Happy shooting everyone!
It has been a long and gradual journey for me from casual to serious photographer. I first picked up a SLR back in community college, when I was being instructed how to shoot slides of my artwork. At the time (and for most things today) tools involving numbers or precision did not appeal to me in the least. For some reason, this tool with its focus ring, light meters and shutter speeds, really spoke to me and it wasn’t long until I spent a hefty chunk of my student-job paycheck on the cheapest 35mm SLR I could find. At first, I went fully automatic on all the settings, but I eventually came to a point where I could work fully manual. Back then, success to me meant creating photographs that were in focus and exposed well. My compositions were just so-s0, and none of my images were of a quality I would consider very artistic. That was frustrating. I was a decent artist that could draw and paint well. I understood perspective, lighting, color, tonality and line, but all my images just looked like snapshots…and I wanted them to look like Ansel Adams. Turns out, composition is HUGE in photography, and it would take me many more years of study for that to really sink in. With painting, if something doesn’t work, you can change it. In photography, you work with what you get! What a challenge. I had to learn P A T I E N C E.
Dang it! Patience. Waiting. Slowing down. Acceptance vs. anxiety. Going with the flow. All that stuff you see in the inexhaustible stream of Memes on social media today. Patience; the word that all of my instructors at one time directed towards my stubborn ears until the one day I finally embraced another concept and patience finally penetrated my young thick skull. I became humble. I realized I could actually get help from people and it was okay. I became a better student and my art and photography began to improve.
Twenty years later and I am still learning the rewards of patience.

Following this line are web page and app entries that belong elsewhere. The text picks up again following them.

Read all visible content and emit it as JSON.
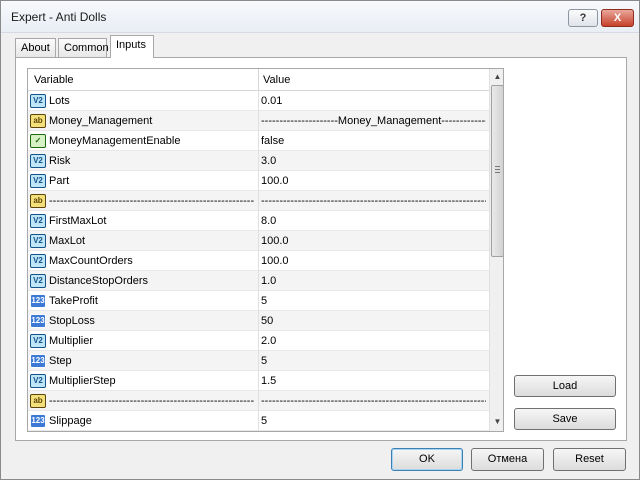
{
  "window": {
    "title": "Expert - Anti Dolls",
    "help_label": "?",
    "close_label": "X"
  },
  "tabs": [
    {
      "label": "About"
    },
    {
      "label": "Common"
    },
    {
      "label": "Inputs"
    }
  ],
  "grid": {
    "col_variable": "Variable",
    "col_value": "Value",
    "rows": [
      {
        "icon": "V2",
        "type": "double",
        "name": "Lots",
        "value": "0.01"
      },
      {
        "icon": "ab",
        "type": "string",
        "name": "Money_Management",
        "value": "---------------------Money_Management--------------..."
      },
      {
        "icon": "✓",
        "type": "bool",
        "name": "MoneyManagementEnable",
        "value": "false"
      },
      {
        "icon": "V2",
        "type": "double",
        "name": "Risk",
        "value": "3.0"
      },
      {
        "icon": "V2",
        "type": "double",
        "name": "Part",
        "value": "100.0"
      },
      {
        "icon": "ab",
        "type": "string",
        "name": "-----------------------------------------------------------",
        "value": "----------------------------------------------------------------..."
      },
      {
        "icon": "V2",
        "type": "double",
        "name": "FirstMaxLot",
        "value": "8.0"
      },
      {
        "icon": "V2",
        "type": "double",
        "name": "MaxLot",
        "value": "100.0"
      },
      {
        "icon": "V2",
        "type": "double",
        "name": "MaxCountOrders",
        "value": "100.0"
      },
      {
        "icon": "V2",
        "type": "double",
        "name": "DistanceStopOrders",
        "value": "1.0"
      },
      {
        "icon": "123",
        "type": "int",
        "name": "TakeProfit",
        "value": "5"
      },
      {
        "icon": "123",
        "type": "int",
        "name": "StopLoss",
        "value": "50"
      },
      {
        "icon": "V2",
        "type": "double",
        "name": "Multiplier",
        "value": "2.0"
      },
      {
        "icon": "123",
        "type": "int",
        "name": "Step",
        "value": "5"
      },
      {
        "icon": "V2",
        "type": "double",
        "name": "MultiplierStep",
        "value": "1.5"
      },
      {
        "icon": "ab",
        "type": "string",
        "name": "-----------------------------------------------------------",
        "value": "----------------------------------------------------------------..."
      },
      {
        "icon": "123",
        "type": "int",
        "name": "Slippage",
        "value": "5"
      }
    ]
  },
  "side_buttons": {
    "load_label": "Load",
    "save_label": "Save"
  },
  "footer": {
    "ok_label": "OK",
    "cancel_label": "Отмена",
    "reset_label": "Reset"
  },
  "icons": {
    "scroll_up": "▲",
    "scroll_down": "▼"
  }
}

Learning that some days are going to yield amazing photographs, while others might only provide a single cup of good coffee, is an ongoing lesson for me.

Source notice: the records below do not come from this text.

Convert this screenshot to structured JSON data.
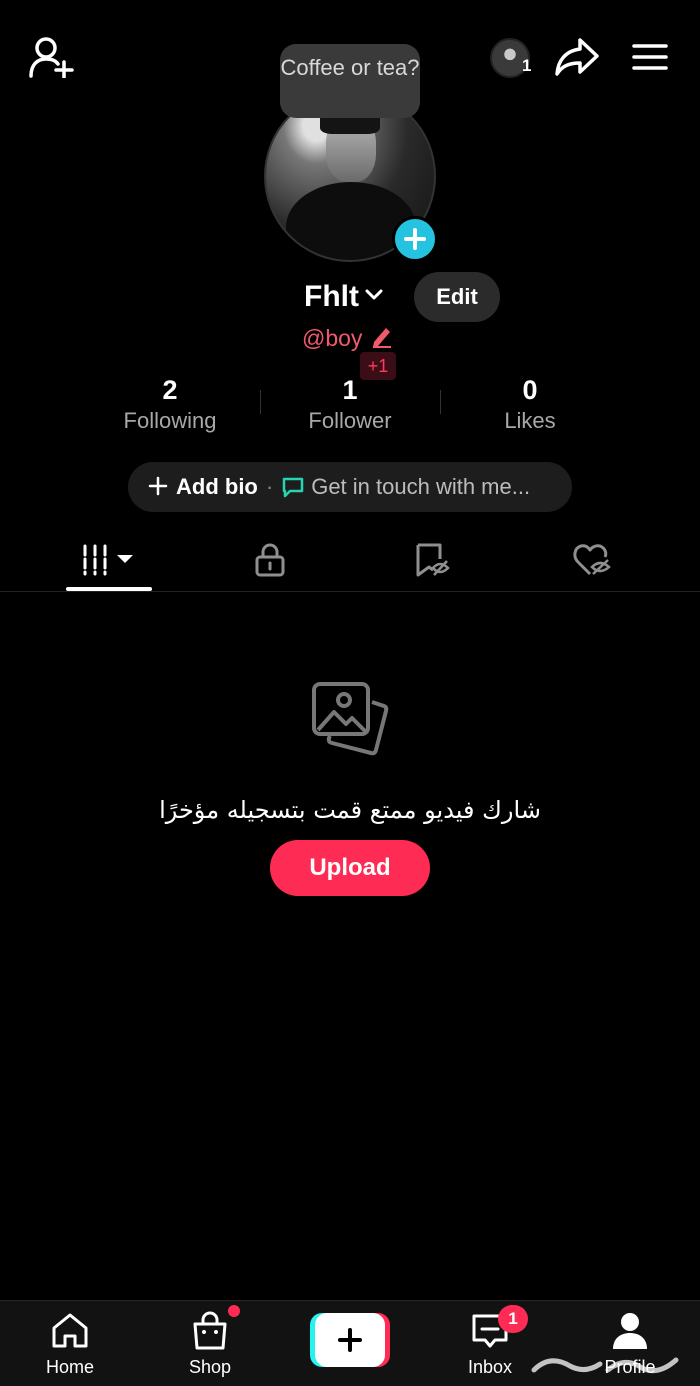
{
  "header": {
    "add_friend_icon": "person-add-icon",
    "viewer_count": "1",
    "share_icon": "share-arrow-icon",
    "menu_icon": "hamburger-menu-icon"
  },
  "tooltip": {
    "text": "Coffee or tea?"
  },
  "profile": {
    "display_name": "Fhlt",
    "edit_label": "Edit",
    "handle": "@boy",
    "handle_badge": "+1"
  },
  "stats": [
    {
      "value": "2",
      "label": "Following"
    },
    {
      "value": "1",
      "label": "Follower"
    },
    {
      "value": "0",
      "label": "Likes"
    }
  ],
  "bio": {
    "add_label": "Add bio",
    "separator": "·",
    "touch_label": "Get in touch with me..."
  },
  "tabs": [
    {
      "name": "videos",
      "icon": "grid-icon",
      "active": true
    },
    {
      "name": "private",
      "icon": "lock-icon",
      "active": false
    },
    {
      "name": "saved",
      "icon": "bookmark-hidden-icon",
      "active": false
    },
    {
      "name": "liked",
      "icon": "heart-hidden-icon",
      "active": false
    }
  ],
  "empty_state": {
    "message": "شارك فيديو ممتع قمت بتسجيله مؤخرًا",
    "upload_label": "Upload"
  },
  "bottom_nav": {
    "home": "Home",
    "shop": "Shop",
    "inbox": "Inbox",
    "inbox_badge": "1",
    "profile": "Profile"
  },
  "colors": {
    "accent_red": "#fe2c55",
    "accent_cyan": "#25f4ee",
    "handle": "#f05a6a",
    "avatar_plus": "#25c3e0"
  }
}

Last week, I was in one of my favorite parks I use to prime my creative juices. I wasn’t really expecting much, but I was hopeful. There are a lot of places to shoot water, but the sun was already high and I wasn’t going to be able to take very long exposures. I decided I would just shoot trees and plants. Since it is a heavily wooded area, I could catch splashes of light hitting random sections of limbs and trunks of the cedar and firs. I wasn’t getting anything spectacular, but I was in acceptance of my situation and allowed myself to enjoy the smells of the park and the coolness of the air coming of the stream. After gathering up my gear, I headed towards a walk bridge and spotted something sitting on a tree limb. Almost immediately after I spotted it, a patch of light hit the object and I saw that it was a Barred Owl!

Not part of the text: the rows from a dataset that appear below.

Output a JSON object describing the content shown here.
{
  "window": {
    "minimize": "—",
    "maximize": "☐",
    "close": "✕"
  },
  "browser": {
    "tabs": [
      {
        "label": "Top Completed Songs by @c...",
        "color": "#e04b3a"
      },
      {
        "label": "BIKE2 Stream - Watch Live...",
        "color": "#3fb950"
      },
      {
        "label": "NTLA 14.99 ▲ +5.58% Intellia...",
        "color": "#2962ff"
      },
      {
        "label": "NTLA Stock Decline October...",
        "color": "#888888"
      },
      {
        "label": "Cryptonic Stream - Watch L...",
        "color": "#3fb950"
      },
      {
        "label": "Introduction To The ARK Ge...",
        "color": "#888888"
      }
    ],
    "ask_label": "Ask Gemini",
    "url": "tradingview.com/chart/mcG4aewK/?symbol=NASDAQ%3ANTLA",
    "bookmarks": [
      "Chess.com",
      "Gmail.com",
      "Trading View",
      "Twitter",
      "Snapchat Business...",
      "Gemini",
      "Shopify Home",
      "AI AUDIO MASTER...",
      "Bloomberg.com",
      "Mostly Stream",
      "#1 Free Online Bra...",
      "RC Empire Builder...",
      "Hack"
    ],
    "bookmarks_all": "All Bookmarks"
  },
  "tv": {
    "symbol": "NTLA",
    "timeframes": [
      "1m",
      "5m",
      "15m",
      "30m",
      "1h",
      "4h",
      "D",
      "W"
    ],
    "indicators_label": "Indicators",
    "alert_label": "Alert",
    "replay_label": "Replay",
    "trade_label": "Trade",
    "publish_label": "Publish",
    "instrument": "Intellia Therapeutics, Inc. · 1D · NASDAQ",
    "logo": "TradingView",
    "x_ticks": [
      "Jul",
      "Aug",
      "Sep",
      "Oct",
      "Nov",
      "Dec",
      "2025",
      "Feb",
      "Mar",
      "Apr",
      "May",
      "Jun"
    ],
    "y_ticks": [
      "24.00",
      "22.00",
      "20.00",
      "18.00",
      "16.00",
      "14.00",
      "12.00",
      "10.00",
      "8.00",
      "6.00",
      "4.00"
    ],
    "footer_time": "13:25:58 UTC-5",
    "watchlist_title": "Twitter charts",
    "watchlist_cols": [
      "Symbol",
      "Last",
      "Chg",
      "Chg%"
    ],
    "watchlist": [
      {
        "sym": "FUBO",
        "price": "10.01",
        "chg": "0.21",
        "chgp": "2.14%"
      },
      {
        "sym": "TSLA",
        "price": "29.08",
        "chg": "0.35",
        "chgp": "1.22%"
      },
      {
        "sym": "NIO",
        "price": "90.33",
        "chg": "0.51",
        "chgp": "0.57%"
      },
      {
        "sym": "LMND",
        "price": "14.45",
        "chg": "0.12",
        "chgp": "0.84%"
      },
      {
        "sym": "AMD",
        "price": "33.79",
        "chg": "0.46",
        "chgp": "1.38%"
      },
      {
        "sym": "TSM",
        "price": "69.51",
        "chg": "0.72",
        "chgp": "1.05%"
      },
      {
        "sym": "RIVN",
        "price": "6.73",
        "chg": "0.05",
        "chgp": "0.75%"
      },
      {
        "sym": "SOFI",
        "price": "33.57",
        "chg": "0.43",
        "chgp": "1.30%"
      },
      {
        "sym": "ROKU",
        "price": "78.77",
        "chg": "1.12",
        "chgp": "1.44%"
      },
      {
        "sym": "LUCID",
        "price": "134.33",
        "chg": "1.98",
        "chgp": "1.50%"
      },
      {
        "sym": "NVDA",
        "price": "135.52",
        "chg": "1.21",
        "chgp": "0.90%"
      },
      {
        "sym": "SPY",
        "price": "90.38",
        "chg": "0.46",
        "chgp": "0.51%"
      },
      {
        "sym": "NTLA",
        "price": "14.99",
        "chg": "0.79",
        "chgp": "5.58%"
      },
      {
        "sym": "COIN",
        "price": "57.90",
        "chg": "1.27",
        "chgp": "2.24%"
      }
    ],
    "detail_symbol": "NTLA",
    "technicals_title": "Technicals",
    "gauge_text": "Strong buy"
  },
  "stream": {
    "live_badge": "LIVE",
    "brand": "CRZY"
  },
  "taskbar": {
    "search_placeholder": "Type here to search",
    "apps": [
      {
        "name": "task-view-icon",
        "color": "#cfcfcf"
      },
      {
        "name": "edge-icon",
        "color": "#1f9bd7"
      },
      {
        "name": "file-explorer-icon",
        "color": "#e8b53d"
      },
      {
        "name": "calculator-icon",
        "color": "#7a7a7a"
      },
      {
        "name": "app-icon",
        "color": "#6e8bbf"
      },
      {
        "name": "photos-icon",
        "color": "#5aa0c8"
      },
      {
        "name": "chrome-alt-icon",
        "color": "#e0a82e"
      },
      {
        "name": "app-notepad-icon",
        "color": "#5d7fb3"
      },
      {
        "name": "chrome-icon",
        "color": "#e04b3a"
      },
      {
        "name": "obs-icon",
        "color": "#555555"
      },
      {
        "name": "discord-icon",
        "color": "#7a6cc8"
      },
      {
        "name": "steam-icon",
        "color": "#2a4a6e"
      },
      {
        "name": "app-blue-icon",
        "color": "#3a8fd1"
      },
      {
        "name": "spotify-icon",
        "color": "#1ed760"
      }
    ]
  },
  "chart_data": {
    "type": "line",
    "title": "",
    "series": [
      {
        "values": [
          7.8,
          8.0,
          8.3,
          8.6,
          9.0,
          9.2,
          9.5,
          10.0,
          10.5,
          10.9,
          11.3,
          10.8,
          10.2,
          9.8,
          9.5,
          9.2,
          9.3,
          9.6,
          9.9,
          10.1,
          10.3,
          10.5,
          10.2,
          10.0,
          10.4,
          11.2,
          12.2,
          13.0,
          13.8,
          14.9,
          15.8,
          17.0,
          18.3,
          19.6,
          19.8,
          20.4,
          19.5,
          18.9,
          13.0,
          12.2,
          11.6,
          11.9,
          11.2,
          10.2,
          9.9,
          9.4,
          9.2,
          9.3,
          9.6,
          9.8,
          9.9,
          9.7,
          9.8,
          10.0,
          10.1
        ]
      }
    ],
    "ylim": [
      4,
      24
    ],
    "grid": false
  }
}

After a minute or so of admiring this beautiful bird, I suddenly thought, “camera!” I desperately dug out my camera from my bag and fitted my longer zoom and began shooting. To get it’s attention, I began making “hoot” sounds and knocking on the hand- rail of the bridge. It would slowly rotate its head long enough for me to get a few shots before returning back to whatever it was gazing on before. To push my luck, I decided to slowly walk around the owl on a trail that would get me another angle. After snapping some photos from the new angle, I looked over in the direction it was gazing and noticed a mother duck and its ducklings. Bonus! I was too far away to get a tight shot of the duck, but the lighting and the greenery in the foreground made for a nice composition.
It was a great nature photography day for sure. In the past, I would of looked at the harsh lighting and not pursued picture taking on a day like that. Experience has taught me that you can make just about any lighting situation work, and with enough patience and the right mind set, even your worst photo outings will be rewarding.
Thanks for stopping by! If there is a photography topic you would like to read, whether it be technical or artistic, let me know. I am happy to share all I know-Shawn Pagels